Partial knee replacement is a type of minimally invasive surgery in that only the most damaged areas of cartilage from the joint are removed, and any healthy parts remain for continued use. Most often, partial knee replacements use implants placed between the end of the thigh bone and the top of the shin bone.

The operation typically lasts between 1 and 2 hours. First of all Mr Hull makes an incision at the front of the knee and explores the three compartments of the knee to make sure that the cartilage damage is definitely limited to one compartment and that your ligaments are intact. If your knee is unsuitable for a partial knee replacement, Mr Hull will perform a total knee replacement, a contingency plan which he will agree with you beforehand.

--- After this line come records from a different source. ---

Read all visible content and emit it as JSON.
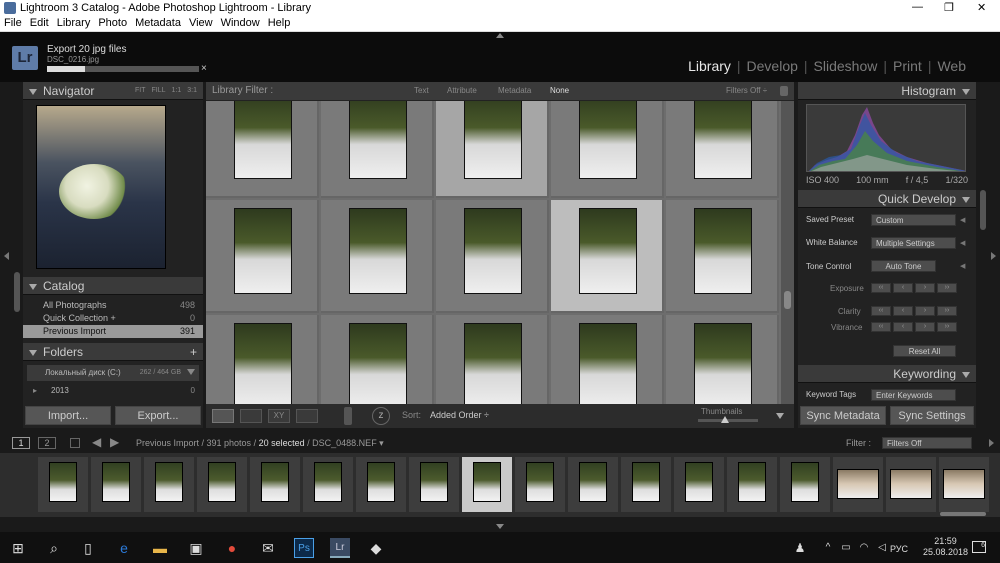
{
  "window": {
    "title": "Lightroom 3 Catalog - Adobe Photoshop Lightroom - Library",
    "controls": [
      "—",
      "❐",
      "✕"
    ]
  },
  "menu": [
    "File",
    "Edit",
    "Library",
    "Photo",
    "Metadata",
    "View",
    "Window",
    "Help"
  ],
  "identity": {
    "logo": "Lr",
    "export_title": "Export 20 jpg files",
    "export_file": "DSC_0216.jpg",
    "export_progress": 0.25,
    "close": "×",
    "modules": [
      "Library",
      "Develop",
      "Slideshow",
      "Print",
      "Web"
    ],
    "active_module": "Library",
    "separator": "|"
  },
  "navigator": {
    "title": "Navigator",
    "options": [
      "FIT",
      "FILL",
      "1:1",
      "3:1"
    ]
  },
  "catalog": {
    "title": "Catalog",
    "items": [
      {
        "label": "All Photographs",
        "count": "498"
      },
      {
        "label": "Quick Collection  +",
        "count": "0"
      },
      {
        "label": "Previous Import",
        "count": "391"
      }
    ]
  },
  "folders": {
    "title": "Folders",
    "add": "+",
    "drive": {
      "label": "Локальный диск (C:)",
      "size": "262 / 464 GB"
    },
    "items": [
      {
        "label": "2013",
        "count": "0"
      }
    ]
  },
  "left_buttons": {
    "import": "Import...",
    "export": "Export..."
  },
  "filter_bar": {
    "label": "Library Filter :",
    "options": [
      "Text",
      "Attribute",
      "Metadata",
      "None"
    ],
    "active": "None",
    "filters_off": "Filters Off ÷"
  },
  "toolbar": {
    "sort_label": "Sort:",
    "sort_value": "Added Order ÷",
    "thumbnails_label": "Thumbnails",
    "thumbnail_size": 0.45
  },
  "histogram": {
    "title": "Histogram",
    "iso": "ISO 400",
    "focal": "100 mm",
    "aperture": "f / 4,5",
    "shutter": "1/320"
  },
  "quick_develop": {
    "title": "Quick Develop",
    "saved_preset_label": "Saved Preset",
    "saved_preset_value": "Custom",
    "white_balance_label": "White Balance",
    "white_balance_value": "Multiple Settings",
    "tone_control_label": "Tone Control",
    "auto_tone": "Auto Tone",
    "exposure_label": "Exposure",
    "clarity_label": "Clarity",
    "vibrance_label": "Vibrance",
    "reset_all": "Reset All"
  },
  "keywording": {
    "title": "Keywording",
    "keyword_tags_label": "Keyword Tags",
    "keyword_tags_value": "Enter Keywords"
  },
  "right_buttons": {
    "sync_metadata": "Sync Metadata",
    "sync_settings": "Sync Settings"
  },
  "filmstrip_header": {
    "screen1": "1",
    "screen2": "2",
    "path_prefix": "Previous Import / 391 photos /",
    "selected": "20 selected",
    "path_suffix": "/ DSC_0488.NEF ▾",
    "filter_label": "Filter :",
    "filter_value": "Filters Off"
  },
  "taskbar": {
    "time": "21:59",
    "date": "25.08.2018",
    "lang": "РУС",
    "notifications": "6"
  }
}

If your knee is suitable for a partial knee replacement, special saws are used to remove the cartilage from the damaged compartment of the knee. The ends of the femur and tibia are then capped with metal coverings which are held to the bone with cement. A plastic insert is then placed between the two metal components to allow for a smooth gliding surface.

Mr Hull uses the Oxford Unicompartmental knee replacement.  This is the most popular and well proven unicompartmental knee replacement in the UK.
Recent advances have seen the development of the Oxford ‘SIGNATURE’ unicompartmental knee replacement.  This uses pre-operative scans, to create personalized cutting jigs for use during surgery.
Mr Hull has recently been trained in this cutting edge technology, and is now offering this treatment to his patients.

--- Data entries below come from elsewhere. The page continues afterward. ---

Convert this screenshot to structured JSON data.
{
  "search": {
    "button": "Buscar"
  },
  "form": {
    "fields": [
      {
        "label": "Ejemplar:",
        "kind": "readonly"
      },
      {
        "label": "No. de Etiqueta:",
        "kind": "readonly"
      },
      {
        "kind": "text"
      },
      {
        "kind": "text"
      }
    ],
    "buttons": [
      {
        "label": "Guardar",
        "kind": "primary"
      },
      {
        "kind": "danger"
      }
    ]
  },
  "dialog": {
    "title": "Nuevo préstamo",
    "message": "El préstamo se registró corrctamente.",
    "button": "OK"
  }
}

Risks and complications

It’s good to be aware that there can be complications with this surgery, although serious ones are rare. As with all operations, there is a possibility of a reaction to the anaesthetic and excessive bleeding. A general anaesthetic may also make you feel temporarily sick after the operation.

Specific to knee replacements, there’s a small chance of infection around the prosthesis and sometimes this requires another operation to clean out the knee. Blood clots are another possibility, especially given that you won’t be able to move around much at first. To help prevent this, we will give you blood thinners.

Other less common concerns which nevertheless you need to be mindful about include pieces of fat in the bone marrow becoming loose, which can subsequently enter the bloodstream and get into the lungs, potentially causing serious breathing problems.

Nerves in the knee area may also be injured from swelling or pressure and can cause some numbness. In the longer term the joint may wear out or become loose, requiring it to be replaced again.  This is an especially important consideration for younger patients.

Preparing for surgery

Mr Hull will talk to you about how best to prepare for surgery which may include stopping taking any anti-inflammatory medications such as aspirin to reduce the risk of blood clots and stopping smoking if you are a smoker to minimize the risk of infection.

If you're having a general anaesthetic, you will be asked to follow fasting instructions. This means not eating or drinking, typically for about six hours beforehand.

Mr Hull may also ask you to wear compression stockings to help prevent blood clots forming in the veins in your legs.


After the operation, you will need to rest until the effects of the anaesthetic have worn off. You may not be able to feel or move your legs for several hours after a spinal or epidural anaesthetic.

You may need some pain relief to help with any discomfort and it is also likely that we will give you an injection into your abdomen to help prevent blood clots forming in your legs, and possibly a short course of antibiotics to help prevent infection.

Our physiotherapist will also guide you daily about how to exercise to aid your recovery, exercises which you must continue for about two months when back at home.

In most cases, you can go home around 3 days after the operation and it’s possible to put weight on the knee immediately after surgery. You may need a walking aid for several days or weeks until comfortable enough to walk without assistance.

Exercises given by a physiotherapist are also essential to maintain your range of motion and restore your strength. Regular activities can usually be resumed 6 weeks after surgery.

Further information

For further information please contact Mr Peter Hull FRCS, Consultant Trauma & Orthopaedic Surgeon